A note on style: while significant emphasis would be placed on set plays, the team has also worked hard on novel approaches. Both creative players like to drift between the lines, and the central midfield’s reading of the game is crucial. The team press hard as a whole and cover metre after metre. All players are expected to be good with their feet. Defeat is never glossed over. And, of course, they’re all encouraged to get booked.
GK – Albert Camus – a shoe-in for the position, he has made the number one jersey his alone, indeed very alone.
RB – Harold Bloom – a contentious pick, but positionally excellent and always knows where everyone is in relation to everyone else; also possesses a fierce free-kick nicknamed ‘The Canon’.
DC – Northrop Frye – almost more of a libero, Frye’s ability to see the larger perspective and underlying patterns of the whole pitch makes his long passing fearsome.
DC – York Notes – unfussy and uncomplicated, York Notes is unlikely to make a mistake; the Vidic to Frye’s Ferdinand.
LB – T.S. Eliot – like a long tradition of left-backs, Eliot is curiously self-effacing about his contributions to the team but a huge amount goes through him. Sometimes seems weighed down by the achievements of his predecessors.
LCM – Umberto Eco – this heavy-weight Italian import is excellent at the translational phases of play. He also brought with him the team’s now famed semiotiki-taka style of passing.
CM – Horace – the team’s heartbeat and captain, does a lot of the unfussy work that lays the foundation for everyone else. Also known for his rousing speeches.
RCM – Jean-Paul Sartre – awkwardly always wants to be played on the left, and has a tendency to disappear in the big games into Nothingness. Has also been sick during warm-ups.

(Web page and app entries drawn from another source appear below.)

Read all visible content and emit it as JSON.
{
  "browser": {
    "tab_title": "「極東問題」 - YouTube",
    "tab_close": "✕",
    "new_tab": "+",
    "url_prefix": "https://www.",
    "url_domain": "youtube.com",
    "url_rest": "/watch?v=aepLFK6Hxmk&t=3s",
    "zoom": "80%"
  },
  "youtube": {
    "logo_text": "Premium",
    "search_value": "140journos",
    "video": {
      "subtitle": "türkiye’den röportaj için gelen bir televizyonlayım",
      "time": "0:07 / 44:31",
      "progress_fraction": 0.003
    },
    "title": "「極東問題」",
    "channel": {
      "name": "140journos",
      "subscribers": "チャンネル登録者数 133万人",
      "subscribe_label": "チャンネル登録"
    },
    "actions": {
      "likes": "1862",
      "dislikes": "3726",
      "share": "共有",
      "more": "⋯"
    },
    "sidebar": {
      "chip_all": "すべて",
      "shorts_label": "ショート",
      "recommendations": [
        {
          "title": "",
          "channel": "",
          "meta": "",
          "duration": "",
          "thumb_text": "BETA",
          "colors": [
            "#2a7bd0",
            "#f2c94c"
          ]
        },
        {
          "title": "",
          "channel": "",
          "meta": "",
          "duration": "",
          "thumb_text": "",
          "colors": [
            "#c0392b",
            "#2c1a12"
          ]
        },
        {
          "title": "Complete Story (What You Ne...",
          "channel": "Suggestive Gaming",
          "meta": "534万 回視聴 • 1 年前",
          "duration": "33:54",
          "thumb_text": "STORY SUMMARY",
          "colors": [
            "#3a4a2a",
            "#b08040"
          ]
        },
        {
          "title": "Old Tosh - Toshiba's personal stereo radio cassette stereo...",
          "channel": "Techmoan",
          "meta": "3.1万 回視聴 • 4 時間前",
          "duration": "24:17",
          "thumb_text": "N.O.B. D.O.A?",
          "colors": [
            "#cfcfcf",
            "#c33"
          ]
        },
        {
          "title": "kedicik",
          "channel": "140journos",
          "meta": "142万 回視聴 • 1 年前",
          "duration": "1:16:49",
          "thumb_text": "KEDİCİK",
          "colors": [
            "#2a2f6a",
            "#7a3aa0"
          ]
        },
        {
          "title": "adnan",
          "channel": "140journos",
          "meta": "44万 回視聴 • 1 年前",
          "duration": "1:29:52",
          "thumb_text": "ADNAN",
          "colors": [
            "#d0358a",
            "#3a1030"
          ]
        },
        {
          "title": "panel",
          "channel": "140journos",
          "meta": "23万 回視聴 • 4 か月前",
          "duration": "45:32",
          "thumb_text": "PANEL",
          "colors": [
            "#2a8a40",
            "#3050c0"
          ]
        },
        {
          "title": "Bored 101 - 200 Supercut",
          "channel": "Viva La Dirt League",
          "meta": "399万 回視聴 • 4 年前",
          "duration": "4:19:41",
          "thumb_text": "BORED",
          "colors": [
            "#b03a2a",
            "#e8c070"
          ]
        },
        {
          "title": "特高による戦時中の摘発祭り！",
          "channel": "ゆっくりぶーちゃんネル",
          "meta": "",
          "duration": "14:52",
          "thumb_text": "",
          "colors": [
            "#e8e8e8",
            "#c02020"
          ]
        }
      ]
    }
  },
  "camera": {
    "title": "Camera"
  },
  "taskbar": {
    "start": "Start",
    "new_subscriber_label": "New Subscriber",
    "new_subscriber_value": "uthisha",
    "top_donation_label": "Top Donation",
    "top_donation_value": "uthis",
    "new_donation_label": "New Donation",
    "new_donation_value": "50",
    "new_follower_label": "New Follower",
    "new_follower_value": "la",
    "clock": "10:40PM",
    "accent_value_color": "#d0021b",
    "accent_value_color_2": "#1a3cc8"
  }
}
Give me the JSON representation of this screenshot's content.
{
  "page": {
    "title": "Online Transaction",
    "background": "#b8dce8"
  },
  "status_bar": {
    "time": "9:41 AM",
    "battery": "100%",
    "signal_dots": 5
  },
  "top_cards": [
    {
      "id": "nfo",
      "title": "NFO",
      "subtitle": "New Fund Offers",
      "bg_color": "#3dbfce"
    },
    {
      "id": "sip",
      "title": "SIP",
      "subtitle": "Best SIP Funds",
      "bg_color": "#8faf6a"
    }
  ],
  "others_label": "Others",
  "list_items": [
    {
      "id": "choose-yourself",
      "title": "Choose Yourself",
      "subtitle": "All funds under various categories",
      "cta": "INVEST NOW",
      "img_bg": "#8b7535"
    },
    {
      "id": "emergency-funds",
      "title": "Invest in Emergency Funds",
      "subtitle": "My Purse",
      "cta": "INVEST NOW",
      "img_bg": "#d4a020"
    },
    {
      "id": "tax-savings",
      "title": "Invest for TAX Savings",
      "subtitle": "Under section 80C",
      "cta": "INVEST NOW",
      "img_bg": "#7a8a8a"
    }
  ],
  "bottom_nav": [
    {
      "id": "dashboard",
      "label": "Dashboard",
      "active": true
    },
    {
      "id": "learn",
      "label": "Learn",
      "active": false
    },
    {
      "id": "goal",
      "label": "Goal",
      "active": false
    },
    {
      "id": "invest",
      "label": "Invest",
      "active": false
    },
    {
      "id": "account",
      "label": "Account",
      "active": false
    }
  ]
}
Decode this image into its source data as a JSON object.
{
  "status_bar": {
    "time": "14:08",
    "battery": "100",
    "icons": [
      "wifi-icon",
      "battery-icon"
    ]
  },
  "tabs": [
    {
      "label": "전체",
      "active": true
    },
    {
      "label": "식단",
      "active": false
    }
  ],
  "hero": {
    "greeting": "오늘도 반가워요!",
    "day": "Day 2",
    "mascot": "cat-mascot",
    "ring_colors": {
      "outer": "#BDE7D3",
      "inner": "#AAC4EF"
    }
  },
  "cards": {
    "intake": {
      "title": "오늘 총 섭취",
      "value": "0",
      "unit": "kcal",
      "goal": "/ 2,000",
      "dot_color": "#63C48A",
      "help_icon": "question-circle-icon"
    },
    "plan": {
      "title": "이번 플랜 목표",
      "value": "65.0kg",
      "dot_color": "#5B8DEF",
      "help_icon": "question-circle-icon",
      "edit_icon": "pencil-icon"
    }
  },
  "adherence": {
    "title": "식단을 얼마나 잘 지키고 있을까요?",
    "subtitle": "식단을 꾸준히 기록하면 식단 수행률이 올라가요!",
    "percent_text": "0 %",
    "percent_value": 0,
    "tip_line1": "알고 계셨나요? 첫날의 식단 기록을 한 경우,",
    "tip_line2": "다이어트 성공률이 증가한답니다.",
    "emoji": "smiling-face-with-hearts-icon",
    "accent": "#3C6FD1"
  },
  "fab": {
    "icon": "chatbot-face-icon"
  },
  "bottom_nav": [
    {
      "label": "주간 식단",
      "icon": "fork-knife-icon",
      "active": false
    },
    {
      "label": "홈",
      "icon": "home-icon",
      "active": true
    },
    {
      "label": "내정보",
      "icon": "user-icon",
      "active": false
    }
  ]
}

AMC – Lactantius – Lucius Caecilius Firmianus Lactantius, like every good schemer, is known simply by one name. The creative hub of the team has a Cantona-esque turn of phrase to describe his game: “it is the business of the poet elegantly and with oblique figures to turn and transfer things that have really occurred into other representations”.
AMC – Simone de Beauvoir – her refusal to fit into the role assigned for her makes her a coach’s nightmare, but she forms a productive partnership with Sartre. The team’s trequartista.
CF – Roman Jakobson – an extremely technical player has learned from the greats by endlessly studying their moves. Also coined the phrase ‘form is permanent; class is temporary’.
Wolfgang Iser – the team’s substitute keeper’s flashy saves show he cares about little beyond what the audience think of him.
Aristotle – while largely superseded by younger, fitter players, his influence on the team cannot be underestimated. Invented the beautiful game and everyone wants to copy him.
Jonathan Culler – a very superstitious player, he looks for signs in everything. Fined once for not texting enough in training.
WK Wimsatt – while desperate to be seen as a team player, Wimsatt’s use is restricted by his selfish focus on the individual’s role and not the end result.
Derrida – his inability to accept intrinsic meaning in anything means he tends to disrupt the tactical set-up but he can flourish in the ragged, later stages of a game when order gives way to openness.
J. Hillis Miller – see Derrida, but more so; the equivalent of starting with your goalkeeper upfront.
Roland Barthes – while extremely talented, he is currently benched due to disciplinary problems having tried to kill the manager.
Manager and first team coach: Ferdinand de Saussure and Claude Levi-Strauss – noted for the organisational ability of their terms, both coaches would argue that the team is greater than the sum of its parts and only becomes significant when so assembled. Saussure does the thinking, Levi-Strauss does the talking.
Referee: Plato – sadly, he is likely to send everyone off.
The match will be broadcast live and commentary will be provided by Averroes.